Start of Extracted data
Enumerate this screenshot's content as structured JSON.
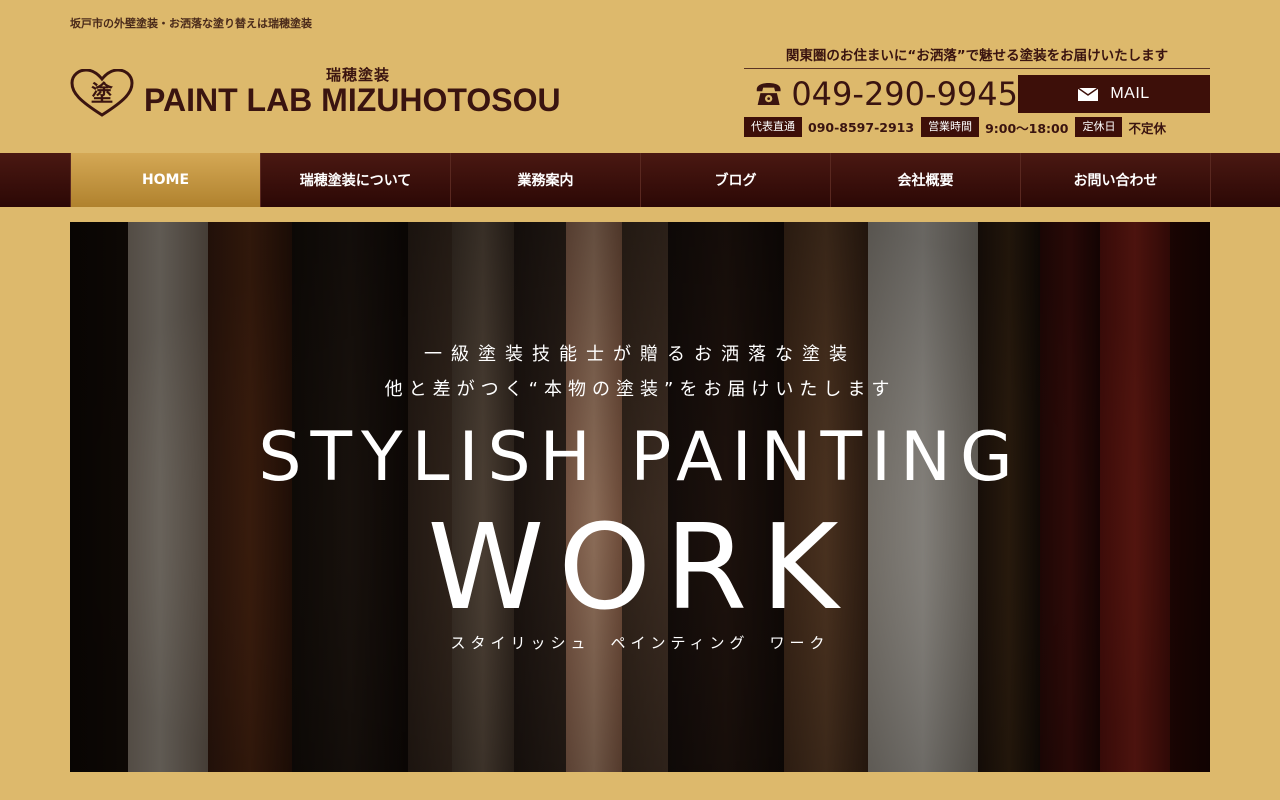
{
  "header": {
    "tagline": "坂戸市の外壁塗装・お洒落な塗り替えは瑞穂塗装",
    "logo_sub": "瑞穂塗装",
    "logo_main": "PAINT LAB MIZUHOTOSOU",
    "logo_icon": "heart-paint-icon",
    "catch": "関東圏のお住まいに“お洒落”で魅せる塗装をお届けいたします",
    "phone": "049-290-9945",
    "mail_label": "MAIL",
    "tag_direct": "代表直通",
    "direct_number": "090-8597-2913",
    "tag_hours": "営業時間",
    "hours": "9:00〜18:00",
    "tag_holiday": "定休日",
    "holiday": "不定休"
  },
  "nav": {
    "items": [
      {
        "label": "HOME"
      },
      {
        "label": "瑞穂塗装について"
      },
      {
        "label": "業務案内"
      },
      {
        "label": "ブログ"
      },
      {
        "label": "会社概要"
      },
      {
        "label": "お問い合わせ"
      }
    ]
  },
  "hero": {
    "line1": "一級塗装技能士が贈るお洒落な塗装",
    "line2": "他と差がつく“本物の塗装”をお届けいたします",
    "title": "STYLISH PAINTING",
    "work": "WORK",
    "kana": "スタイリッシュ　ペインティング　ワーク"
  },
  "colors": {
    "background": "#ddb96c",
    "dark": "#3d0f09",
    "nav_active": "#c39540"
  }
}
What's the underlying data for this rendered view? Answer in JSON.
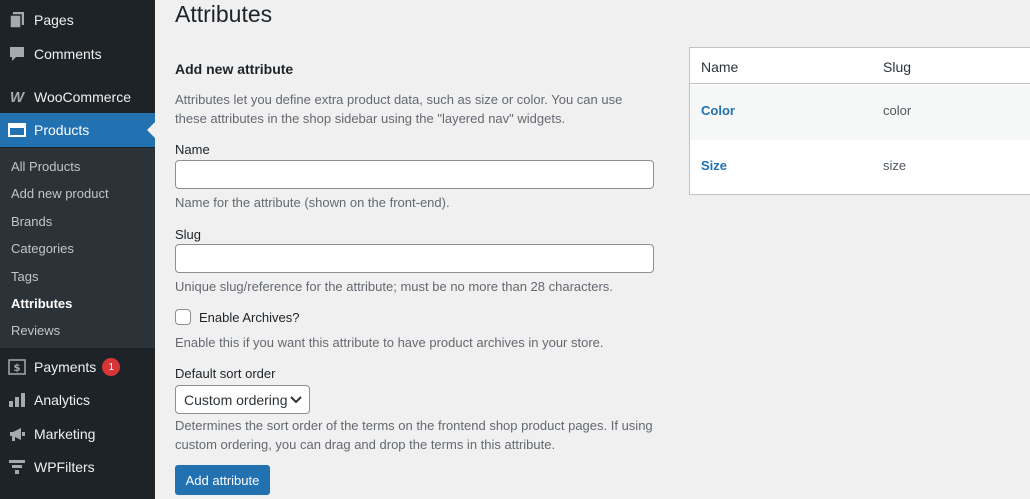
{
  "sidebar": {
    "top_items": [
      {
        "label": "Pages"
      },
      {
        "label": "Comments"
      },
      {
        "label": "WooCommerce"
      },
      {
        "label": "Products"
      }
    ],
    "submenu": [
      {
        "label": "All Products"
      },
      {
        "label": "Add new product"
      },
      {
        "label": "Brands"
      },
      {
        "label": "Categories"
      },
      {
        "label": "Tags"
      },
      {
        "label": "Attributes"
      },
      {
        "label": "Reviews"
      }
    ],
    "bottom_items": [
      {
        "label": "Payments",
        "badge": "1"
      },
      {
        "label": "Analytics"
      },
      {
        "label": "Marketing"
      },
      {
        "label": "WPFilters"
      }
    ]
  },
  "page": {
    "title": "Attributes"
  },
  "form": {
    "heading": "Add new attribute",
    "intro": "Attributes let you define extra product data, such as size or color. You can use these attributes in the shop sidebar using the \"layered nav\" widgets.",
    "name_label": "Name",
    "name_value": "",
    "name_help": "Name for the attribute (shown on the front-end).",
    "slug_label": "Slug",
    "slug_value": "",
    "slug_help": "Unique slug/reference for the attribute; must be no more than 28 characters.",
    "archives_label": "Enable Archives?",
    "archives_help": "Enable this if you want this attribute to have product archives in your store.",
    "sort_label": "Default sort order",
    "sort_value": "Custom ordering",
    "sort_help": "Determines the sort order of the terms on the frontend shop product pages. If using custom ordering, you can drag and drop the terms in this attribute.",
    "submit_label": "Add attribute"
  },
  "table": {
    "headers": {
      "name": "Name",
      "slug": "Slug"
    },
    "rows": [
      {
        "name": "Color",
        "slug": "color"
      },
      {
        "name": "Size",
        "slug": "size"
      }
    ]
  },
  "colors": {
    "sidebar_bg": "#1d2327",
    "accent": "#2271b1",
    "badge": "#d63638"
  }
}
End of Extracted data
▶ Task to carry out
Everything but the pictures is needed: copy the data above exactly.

▶ Exercise answer
Enumerate this screenshot's content as structured JSON.
{
  "header": {
    "tagline": "坂戸市の外壁塗装・お洒落な塗り替えは瑞穂塗装",
    "logo_sub": "瑞穂塗装",
    "logo_main": "PAINT LAB MIZUHOTOSOU",
    "logo_icon": "heart-paint-icon",
    "catch": "関東圏のお住まいに“お洒落”で魅せる塗装をお届けいたします",
    "phone": "049-290-9945",
    "mail_label": "MAIL",
    "tag_direct": "代表直通",
    "direct_number": "090-8597-2913",
    "tag_hours": "営業時間",
    "hours": "9:00〜18:00",
    "tag_holiday": "定休日",
    "holiday": "不定休"
  },
  "nav": {
    "items": [
      {
        "label": "HOME"
      },
      {
        "label": "瑞穂塗装について"
      },
      {
        "label": "業務案内"
      },
      {
        "label": "ブログ"
      },
      {
        "label": "会社概要"
      },
      {
        "label": "お問い合わせ"
      }
    ]
  },
  "hero": {
    "line1": "一級塗装技能士が贈るお洒落な塗装",
    "line2": "他と差がつく“本物の塗装”をお届けいたします",
    "title": "STYLISH PAINTING",
    "work": "WORK",
    "kana": "スタイリッシュ　ペインティング　ワーク"
  },
  "colors": {
    "background": "#ddb96c",
    "dark": "#3d0f09",
    "nav_active": "#c39540"
  }
}
What's the underlying data for this rendered view? Answer in JSON.
{
  "sidebar": {
    "top_items": [
      {
        "label": "Pages"
      },
      {
        "label": "Comments"
      },
      {
        "label": "WooCommerce"
      },
      {
        "label": "Products"
      }
    ],
    "submenu": [
      {
        "label": "All Products"
      },
      {
        "label": "Add new product"
      },
      {
        "label": "Brands"
      },
      {
        "label": "Categories"
      },
      {
        "label": "Tags"
      },
      {
        "label": "Attributes"
      },
      {
        "label": "Reviews"
      }
    ],
    "bottom_items": [
      {
        "label": "Payments",
        "badge": "1"
      },
      {
        "label": "Analytics"
      },
      {
        "label": "Marketing"
      },
      {
        "label": "WPFilters"
      }
    ]
  },
  "page": {
    "title": "Attributes"
  },
  "form": {
    "heading": "Add new attribute",
    "intro": "Attributes let you define extra product data, such as size or color. You can use these attributes in the shop sidebar using the \"layered nav\" widgets.",
    "name_label": "Name",
    "name_value": "",
    "name_help": "Name for the attribute (shown on the front-end).",
    "slug_label": "Slug",
    "slug_value": "",
    "slug_help": "Unique slug/reference for the attribute; must be no more than 28 characters.",
    "archives_label": "Enable Archives?",
    "archives_help": "Enable this if you want this attribute to have product archives in your store.",
    "sort_label": "Default sort order",
    "sort_value": "Custom ordering",
    "sort_help": "Determines the sort order of the terms on the frontend shop product pages. If using custom ordering, you can drag and drop the terms in this attribute.",
    "submit_label": "Add attribute"
  },
  "table": {
    "headers": {
      "name": "Name",
      "slug": "Slug"
    },
    "rows": [
      {
        "name": "Color",
        "slug": "color"
      },
      {
        "name": "Size",
        "slug": "size"
      }
    ]
  },
  "colors": {
    "sidebar_bg": "#1d2327",
    "accent": "#2271b1",
    "badge": "#d63638"
  }
}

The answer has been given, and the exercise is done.